Exercise | Whenever a line in the data contains "Windows", show that line.

Dataset rows for apps and sites:
%%

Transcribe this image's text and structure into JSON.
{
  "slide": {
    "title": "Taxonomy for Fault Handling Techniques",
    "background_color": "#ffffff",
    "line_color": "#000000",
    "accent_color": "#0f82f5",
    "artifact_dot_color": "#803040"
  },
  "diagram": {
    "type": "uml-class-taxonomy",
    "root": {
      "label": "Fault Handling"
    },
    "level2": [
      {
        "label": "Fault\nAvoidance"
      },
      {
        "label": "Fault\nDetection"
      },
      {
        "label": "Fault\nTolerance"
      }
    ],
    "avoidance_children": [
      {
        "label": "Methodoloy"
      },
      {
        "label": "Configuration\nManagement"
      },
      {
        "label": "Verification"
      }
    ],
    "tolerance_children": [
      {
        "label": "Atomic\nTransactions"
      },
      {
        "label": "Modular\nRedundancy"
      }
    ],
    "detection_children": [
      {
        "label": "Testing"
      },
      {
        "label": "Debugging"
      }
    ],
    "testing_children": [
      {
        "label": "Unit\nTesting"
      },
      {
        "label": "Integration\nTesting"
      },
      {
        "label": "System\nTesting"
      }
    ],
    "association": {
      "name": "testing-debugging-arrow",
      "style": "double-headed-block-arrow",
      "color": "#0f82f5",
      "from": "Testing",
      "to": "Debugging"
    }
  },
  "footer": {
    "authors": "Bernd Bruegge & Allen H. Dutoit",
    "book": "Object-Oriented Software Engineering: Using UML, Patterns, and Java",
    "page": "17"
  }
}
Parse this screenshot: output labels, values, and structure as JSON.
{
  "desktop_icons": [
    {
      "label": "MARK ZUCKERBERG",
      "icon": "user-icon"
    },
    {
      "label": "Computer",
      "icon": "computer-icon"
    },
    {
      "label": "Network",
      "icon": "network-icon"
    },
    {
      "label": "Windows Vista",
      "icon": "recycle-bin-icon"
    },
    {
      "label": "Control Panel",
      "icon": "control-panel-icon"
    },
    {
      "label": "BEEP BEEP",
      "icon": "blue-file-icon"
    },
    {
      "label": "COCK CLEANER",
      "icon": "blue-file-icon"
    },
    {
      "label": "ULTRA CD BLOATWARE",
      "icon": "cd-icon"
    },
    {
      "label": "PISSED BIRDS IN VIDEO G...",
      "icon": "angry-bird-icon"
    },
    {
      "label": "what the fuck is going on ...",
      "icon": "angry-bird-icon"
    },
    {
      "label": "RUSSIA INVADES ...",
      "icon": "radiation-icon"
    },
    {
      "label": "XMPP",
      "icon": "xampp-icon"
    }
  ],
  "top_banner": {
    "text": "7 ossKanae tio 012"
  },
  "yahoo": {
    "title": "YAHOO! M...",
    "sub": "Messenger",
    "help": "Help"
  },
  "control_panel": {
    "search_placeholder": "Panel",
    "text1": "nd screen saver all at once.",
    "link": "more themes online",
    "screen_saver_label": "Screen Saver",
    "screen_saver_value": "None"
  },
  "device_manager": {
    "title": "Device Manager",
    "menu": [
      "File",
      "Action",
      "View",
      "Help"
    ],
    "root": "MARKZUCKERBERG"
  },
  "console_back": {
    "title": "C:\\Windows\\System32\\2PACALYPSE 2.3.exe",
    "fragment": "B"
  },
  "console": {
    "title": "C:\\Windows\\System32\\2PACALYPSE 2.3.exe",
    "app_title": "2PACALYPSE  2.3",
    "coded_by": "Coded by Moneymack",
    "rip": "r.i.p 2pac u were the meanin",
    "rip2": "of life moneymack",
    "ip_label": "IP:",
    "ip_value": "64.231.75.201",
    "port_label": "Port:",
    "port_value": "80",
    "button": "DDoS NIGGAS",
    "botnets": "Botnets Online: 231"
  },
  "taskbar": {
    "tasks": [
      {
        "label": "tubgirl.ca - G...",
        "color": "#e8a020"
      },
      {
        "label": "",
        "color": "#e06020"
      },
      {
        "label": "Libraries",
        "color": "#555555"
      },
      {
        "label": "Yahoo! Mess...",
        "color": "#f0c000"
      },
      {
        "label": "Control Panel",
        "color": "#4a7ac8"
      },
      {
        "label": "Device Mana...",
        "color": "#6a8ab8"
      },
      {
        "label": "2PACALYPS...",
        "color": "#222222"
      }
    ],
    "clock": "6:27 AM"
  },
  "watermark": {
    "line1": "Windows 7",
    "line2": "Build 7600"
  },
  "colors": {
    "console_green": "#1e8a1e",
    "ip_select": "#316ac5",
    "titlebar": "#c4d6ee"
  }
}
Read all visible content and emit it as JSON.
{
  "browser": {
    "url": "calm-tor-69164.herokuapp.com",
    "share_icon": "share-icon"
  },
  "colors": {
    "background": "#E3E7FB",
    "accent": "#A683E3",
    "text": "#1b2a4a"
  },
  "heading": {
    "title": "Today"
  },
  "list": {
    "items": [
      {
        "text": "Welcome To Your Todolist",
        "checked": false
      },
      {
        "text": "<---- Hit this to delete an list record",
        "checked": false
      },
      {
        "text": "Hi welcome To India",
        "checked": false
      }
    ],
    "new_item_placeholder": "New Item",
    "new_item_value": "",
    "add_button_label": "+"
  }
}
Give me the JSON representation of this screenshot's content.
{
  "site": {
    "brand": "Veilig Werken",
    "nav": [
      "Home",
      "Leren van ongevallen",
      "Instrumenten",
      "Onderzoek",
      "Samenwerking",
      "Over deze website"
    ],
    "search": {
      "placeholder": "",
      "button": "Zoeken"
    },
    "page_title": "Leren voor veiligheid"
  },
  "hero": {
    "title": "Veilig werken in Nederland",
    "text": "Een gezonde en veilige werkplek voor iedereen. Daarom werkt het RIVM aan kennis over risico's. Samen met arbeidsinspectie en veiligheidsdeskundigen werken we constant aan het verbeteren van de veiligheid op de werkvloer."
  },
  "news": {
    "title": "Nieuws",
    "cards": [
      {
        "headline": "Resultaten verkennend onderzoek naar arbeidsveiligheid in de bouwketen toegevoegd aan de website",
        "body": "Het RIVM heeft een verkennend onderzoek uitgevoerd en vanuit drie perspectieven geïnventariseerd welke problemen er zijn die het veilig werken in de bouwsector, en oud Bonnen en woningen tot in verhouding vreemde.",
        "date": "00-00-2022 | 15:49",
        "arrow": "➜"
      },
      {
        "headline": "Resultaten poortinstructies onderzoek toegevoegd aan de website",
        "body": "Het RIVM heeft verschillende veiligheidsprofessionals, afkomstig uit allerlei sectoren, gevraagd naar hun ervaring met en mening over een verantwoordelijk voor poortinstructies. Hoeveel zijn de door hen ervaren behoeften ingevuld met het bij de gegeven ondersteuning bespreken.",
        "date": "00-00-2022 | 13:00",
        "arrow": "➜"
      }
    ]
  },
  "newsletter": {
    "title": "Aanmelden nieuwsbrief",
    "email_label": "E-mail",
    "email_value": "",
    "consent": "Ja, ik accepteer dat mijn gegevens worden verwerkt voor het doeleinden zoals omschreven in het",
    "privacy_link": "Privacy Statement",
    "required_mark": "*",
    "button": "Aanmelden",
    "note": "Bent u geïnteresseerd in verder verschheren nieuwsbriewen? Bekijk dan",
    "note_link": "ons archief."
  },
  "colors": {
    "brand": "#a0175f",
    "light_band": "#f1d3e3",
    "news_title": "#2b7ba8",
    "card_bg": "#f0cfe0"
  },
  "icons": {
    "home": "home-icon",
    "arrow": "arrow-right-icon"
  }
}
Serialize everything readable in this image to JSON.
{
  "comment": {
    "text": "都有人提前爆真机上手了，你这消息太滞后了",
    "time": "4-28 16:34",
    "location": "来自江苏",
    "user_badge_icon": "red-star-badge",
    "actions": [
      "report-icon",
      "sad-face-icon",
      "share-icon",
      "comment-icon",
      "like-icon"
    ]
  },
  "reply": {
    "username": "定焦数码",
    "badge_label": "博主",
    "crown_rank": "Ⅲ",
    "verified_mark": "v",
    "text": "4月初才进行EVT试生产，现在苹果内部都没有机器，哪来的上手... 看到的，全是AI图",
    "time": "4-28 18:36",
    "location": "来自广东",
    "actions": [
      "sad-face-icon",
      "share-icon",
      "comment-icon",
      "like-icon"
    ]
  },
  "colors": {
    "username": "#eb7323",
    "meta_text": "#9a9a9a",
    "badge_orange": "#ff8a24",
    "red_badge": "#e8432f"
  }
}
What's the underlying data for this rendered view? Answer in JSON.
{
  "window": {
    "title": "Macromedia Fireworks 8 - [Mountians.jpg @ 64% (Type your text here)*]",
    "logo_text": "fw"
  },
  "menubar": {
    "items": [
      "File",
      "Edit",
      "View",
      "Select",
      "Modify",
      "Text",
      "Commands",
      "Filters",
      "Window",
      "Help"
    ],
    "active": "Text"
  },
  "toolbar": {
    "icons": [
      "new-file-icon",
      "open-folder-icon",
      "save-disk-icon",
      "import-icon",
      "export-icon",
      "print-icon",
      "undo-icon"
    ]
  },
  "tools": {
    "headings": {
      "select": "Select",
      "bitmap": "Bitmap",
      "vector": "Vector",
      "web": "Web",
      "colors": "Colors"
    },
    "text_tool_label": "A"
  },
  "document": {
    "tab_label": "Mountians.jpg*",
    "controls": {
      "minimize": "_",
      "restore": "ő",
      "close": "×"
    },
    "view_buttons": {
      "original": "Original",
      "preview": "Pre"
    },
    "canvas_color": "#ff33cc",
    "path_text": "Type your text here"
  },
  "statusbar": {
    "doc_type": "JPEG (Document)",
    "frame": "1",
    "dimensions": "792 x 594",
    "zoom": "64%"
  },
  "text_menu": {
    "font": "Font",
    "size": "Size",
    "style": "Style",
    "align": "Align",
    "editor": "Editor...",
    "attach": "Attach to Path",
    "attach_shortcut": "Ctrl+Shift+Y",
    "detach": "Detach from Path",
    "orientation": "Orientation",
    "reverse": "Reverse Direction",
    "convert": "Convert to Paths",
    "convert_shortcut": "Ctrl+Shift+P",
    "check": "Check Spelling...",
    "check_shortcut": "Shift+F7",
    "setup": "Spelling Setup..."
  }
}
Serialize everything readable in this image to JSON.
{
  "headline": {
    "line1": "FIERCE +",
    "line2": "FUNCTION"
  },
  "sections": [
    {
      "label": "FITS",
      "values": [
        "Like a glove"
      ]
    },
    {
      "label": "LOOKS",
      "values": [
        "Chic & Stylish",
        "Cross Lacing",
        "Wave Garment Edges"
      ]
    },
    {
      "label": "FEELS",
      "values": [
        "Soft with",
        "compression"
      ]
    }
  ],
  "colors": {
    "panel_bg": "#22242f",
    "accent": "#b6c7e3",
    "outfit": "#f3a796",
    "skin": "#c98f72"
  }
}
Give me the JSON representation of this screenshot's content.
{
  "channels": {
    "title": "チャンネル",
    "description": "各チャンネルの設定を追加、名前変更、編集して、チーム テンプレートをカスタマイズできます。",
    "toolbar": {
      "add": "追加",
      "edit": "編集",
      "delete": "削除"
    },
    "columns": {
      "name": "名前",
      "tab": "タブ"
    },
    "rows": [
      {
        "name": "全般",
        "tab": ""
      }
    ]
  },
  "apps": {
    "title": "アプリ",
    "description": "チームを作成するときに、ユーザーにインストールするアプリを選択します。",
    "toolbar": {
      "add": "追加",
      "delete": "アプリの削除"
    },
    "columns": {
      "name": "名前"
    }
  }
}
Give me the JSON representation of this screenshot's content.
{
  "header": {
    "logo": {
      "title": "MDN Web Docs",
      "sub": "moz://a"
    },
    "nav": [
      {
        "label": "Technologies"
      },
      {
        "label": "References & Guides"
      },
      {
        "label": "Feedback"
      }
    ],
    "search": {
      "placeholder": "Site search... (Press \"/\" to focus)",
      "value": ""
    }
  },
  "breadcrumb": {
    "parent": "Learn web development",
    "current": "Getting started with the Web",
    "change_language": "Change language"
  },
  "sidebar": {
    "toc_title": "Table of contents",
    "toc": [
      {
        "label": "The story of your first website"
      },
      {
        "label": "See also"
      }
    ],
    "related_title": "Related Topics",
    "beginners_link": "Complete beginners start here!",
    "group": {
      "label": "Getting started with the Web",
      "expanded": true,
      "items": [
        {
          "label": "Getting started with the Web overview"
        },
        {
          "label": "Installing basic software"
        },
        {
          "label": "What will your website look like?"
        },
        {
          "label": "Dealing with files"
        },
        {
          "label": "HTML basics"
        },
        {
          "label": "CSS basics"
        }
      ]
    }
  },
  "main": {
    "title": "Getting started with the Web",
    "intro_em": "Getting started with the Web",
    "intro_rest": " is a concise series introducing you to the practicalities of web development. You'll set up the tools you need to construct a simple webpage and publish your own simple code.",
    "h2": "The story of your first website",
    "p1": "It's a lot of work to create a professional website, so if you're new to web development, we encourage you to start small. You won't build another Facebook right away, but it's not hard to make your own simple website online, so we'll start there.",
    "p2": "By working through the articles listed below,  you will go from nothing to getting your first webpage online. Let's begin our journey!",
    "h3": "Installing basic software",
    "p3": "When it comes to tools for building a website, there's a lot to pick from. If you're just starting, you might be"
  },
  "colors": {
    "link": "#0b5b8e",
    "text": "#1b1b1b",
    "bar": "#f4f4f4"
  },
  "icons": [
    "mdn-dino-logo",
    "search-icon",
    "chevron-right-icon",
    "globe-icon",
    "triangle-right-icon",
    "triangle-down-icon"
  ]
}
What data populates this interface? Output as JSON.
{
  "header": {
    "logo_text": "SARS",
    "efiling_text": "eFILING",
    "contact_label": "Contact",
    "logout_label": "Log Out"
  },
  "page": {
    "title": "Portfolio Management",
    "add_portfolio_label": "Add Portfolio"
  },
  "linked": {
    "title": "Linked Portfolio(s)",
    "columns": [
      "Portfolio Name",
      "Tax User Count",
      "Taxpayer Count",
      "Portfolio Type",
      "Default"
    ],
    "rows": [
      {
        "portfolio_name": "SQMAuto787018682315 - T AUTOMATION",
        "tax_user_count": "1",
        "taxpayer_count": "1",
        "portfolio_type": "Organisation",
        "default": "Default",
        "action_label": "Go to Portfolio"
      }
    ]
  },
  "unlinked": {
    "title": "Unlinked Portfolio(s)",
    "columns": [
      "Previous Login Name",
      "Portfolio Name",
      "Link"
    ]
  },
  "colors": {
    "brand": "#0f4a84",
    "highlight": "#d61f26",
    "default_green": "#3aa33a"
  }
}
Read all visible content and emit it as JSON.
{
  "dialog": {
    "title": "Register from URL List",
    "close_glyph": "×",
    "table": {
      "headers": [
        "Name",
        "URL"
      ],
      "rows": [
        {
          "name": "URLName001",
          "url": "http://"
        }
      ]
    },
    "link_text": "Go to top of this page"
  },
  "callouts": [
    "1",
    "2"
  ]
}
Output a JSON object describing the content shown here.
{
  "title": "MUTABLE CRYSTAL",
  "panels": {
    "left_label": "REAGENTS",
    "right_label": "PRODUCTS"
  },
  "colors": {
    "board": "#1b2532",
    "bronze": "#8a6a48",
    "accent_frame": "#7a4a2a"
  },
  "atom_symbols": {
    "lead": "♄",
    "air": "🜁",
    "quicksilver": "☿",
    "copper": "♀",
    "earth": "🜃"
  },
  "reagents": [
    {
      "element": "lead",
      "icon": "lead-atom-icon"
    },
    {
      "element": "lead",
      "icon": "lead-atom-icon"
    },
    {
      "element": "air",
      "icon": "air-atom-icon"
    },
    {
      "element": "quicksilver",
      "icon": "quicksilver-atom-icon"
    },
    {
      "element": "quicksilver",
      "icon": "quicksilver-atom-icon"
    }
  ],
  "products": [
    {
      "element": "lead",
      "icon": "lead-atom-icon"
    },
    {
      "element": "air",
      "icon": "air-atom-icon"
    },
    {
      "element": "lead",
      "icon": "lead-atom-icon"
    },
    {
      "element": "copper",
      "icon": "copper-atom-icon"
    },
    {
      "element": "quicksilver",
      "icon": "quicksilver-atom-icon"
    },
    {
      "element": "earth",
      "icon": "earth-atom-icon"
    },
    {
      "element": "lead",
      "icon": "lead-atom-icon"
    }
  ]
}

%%

Your response |
      "label": "Windows Vista",
    "title": "C:\\Windows\\System32\\2PACALYPSE 2.3.exe",
    "title": "C:\\Windows\\System32\\2PACALYPSE 2.3.exe",
    "line1": "Windows 7",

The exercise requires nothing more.